TASK: In your reply, reproduce every line of the data without any alteration.

Data extracted from a collection

::::::::::

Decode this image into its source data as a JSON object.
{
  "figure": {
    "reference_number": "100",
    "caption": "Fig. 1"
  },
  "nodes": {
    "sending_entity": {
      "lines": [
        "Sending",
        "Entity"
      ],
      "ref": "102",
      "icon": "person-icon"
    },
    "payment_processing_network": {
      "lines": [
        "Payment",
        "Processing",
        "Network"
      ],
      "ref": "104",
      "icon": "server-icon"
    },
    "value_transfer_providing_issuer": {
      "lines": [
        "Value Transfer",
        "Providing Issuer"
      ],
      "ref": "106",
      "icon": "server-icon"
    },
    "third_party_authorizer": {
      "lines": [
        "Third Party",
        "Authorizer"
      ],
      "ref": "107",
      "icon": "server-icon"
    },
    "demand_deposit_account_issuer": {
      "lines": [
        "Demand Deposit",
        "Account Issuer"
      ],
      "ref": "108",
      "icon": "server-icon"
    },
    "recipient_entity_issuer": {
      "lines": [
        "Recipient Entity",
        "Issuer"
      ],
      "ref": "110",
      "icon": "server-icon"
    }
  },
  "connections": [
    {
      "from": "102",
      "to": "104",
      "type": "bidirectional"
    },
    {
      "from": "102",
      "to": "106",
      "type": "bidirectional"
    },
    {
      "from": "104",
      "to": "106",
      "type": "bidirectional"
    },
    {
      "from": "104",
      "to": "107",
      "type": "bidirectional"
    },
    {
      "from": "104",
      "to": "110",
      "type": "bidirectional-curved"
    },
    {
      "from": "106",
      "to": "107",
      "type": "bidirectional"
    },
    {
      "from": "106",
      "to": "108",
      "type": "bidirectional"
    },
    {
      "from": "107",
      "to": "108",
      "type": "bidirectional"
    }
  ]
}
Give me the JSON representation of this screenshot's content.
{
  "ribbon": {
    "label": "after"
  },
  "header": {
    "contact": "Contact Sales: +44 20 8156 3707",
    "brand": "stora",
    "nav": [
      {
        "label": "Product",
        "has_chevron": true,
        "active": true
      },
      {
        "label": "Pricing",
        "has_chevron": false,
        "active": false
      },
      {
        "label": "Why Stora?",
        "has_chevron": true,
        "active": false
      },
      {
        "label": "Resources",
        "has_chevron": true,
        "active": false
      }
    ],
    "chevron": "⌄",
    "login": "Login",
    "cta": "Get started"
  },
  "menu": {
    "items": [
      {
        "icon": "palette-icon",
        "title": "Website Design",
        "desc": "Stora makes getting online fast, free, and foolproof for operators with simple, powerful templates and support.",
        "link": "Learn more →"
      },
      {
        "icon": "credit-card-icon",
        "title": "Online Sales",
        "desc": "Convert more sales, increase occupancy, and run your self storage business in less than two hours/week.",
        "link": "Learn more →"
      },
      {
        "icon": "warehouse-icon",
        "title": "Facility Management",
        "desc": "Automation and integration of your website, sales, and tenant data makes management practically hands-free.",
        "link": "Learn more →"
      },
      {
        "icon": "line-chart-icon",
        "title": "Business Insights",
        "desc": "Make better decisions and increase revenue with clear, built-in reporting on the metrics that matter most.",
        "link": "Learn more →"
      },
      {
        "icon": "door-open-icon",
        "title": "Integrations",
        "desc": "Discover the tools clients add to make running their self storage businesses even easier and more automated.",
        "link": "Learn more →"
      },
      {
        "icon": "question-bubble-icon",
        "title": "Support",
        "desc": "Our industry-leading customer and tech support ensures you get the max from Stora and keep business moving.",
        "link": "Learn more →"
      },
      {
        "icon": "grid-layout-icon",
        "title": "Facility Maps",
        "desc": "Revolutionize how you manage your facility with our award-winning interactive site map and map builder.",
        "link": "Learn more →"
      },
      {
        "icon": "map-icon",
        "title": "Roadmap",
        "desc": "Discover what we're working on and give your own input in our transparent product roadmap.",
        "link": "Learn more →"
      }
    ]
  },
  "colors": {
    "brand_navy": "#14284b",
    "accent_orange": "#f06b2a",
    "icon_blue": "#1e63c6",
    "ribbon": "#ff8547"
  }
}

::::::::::

TASK OUTPUT:
Decode this image into its source data as a JSON object.
{
  "figure": {
    "reference_number": "100",
    "caption": "Fig. 1"
  },
  "nodes": {
    "sending_entity": {
      "lines": [
        "Sending",
        "Entity"
      ],
      "ref": "102",
      "icon": "person-icon"
    },
    "payment_processing_network": {
      "lines": [
        "Payment",
        "Processing",
        "Network"
      ],
      "ref": "104",
      "icon": "server-icon"
    },
    "value_transfer_providing_issuer": {
      "lines": [
        "Value Transfer",
        "Providing Issuer"
      ],
      "ref": "106",
      "icon": "server-icon"
    },
    "third_party_authorizer": {
      "lines": [
        "Third Party",
        "Authorizer"
      ],
      "ref": "107",
      "icon": "server-icon"
    },
    "demand_deposit_account_issuer": {
      "lines": [
        "Demand Deposit",
        "Account Issuer"
      ],
      "ref": "108",
      "icon": "server-icon"
    },
    "recipient_entity_issuer": {
      "lines": [
        "Recipient Entity",
        "Issuer"
      ],
      "ref": "110",
      "icon": "server-icon"
    }
  },
  "connections": [
    {
      "from": "102",
      "to": "104",
      "type": "bidirectional"
    },
    {
      "from": "102",
      "to": "106",
      "type": "bidirectional"
    },
    {
      "from": "104",
      "to": "106",
      "type": "bidirectional"
    },
    {
      "from": "104",
      "to": "107",
      "type": "bidirectional"
    },
    {
      "from": "104",
      "to": "110",
      "type": "bidirectional-curved"
    },
    {
      "from": "106",
      "to": "107",
      "type": "bidirectional"
    },
    {
      "from": "106",
      "to": "108",
      "type": "bidirectional"
    },
    {
      "from": "107",
      "to": "108",
      "type": "bidirectional"
    }
  ]
}
Give me the JSON representation of this screenshot's content.
{
  "ribbon": {
    "label": "after"
  },
  "header": {
    "contact": "Contact Sales: +44 20 8156 3707",
    "brand": "stora",
    "nav": [
      {
        "label": "Product",
        "has_chevron": true,
        "active": true
      },
      {
        "label": "Pricing",
        "has_chevron": false,
        "active": false
      },
      {
        "label": "Why Stora?",
        "has_chevron": true,
        "active": false
      },
      {
        "label": "Resources",
        "has_chevron": true,
        "active": false
      }
    ],
    "chevron": "⌄",
    "login": "Login",
    "cta": "Get started"
  },
  "menu": {
    "items": [
      {
        "icon": "palette-icon",
        "title": "Website Design",
        "desc": "Stora makes getting online fast, free, and foolproof for operators with simple, powerful templates and support.",
        "link": "Learn more →"
      },
      {
        "icon": "credit-card-icon",
        "title": "Online Sales",
        "desc": "Convert more sales, increase occupancy, and run your self storage business in less than two hours/week.",
        "link": "Learn more →"
      },
      {
        "icon": "warehouse-icon",
        "title": "Facility Management",
        "desc": "Automation and integration of your website, sales, and tenant data makes management practically hands-free.",
        "link": "Learn more →"
      },
      {
        "icon": "line-chart-icon",
        "title": "Business Insights",
        "desc": "Make better decisions and increase revenue with clear, built-in reporting on the metrics that matter most.",
        "link": "Learn more →"
      },
      {
        "icon": "door-open-icon",
        "title": "Integrations",
        "desc": "Discover the tools clients add to make running their self storage businesses even easier and more automated.",
        "link": "Learn more →"
      },
      {
        "icon": "question-bubble-icon",
        "title": "Support",
        "desc": "Our industry-leading customer and tech support ensures you get the max from Stora and keep business moving.",
        "link": "Learn more →"
      },
      {
        "icon": "grid-layout-icon",
        "title": "Facility Maps",
        "desc": "Revolutionize how you manage your facility with our award-winning interactive site map and map builder.",
        "link": "Learn more →"
      },
      {
        "icon": "map-icon",
        "title": "Roadmap",
        "desc": "Discover what we're working on and give your own input in our transparent product roadmap.",
        "link": "Learn more →"
      }
    ]
  },
  "colors": {
    "brand_navy": "#14284b",
    "accent_orange": "#f06b2a",
    "icon_blue": "#1e63c6",
    "ribbon": "#ff8547"
  }
}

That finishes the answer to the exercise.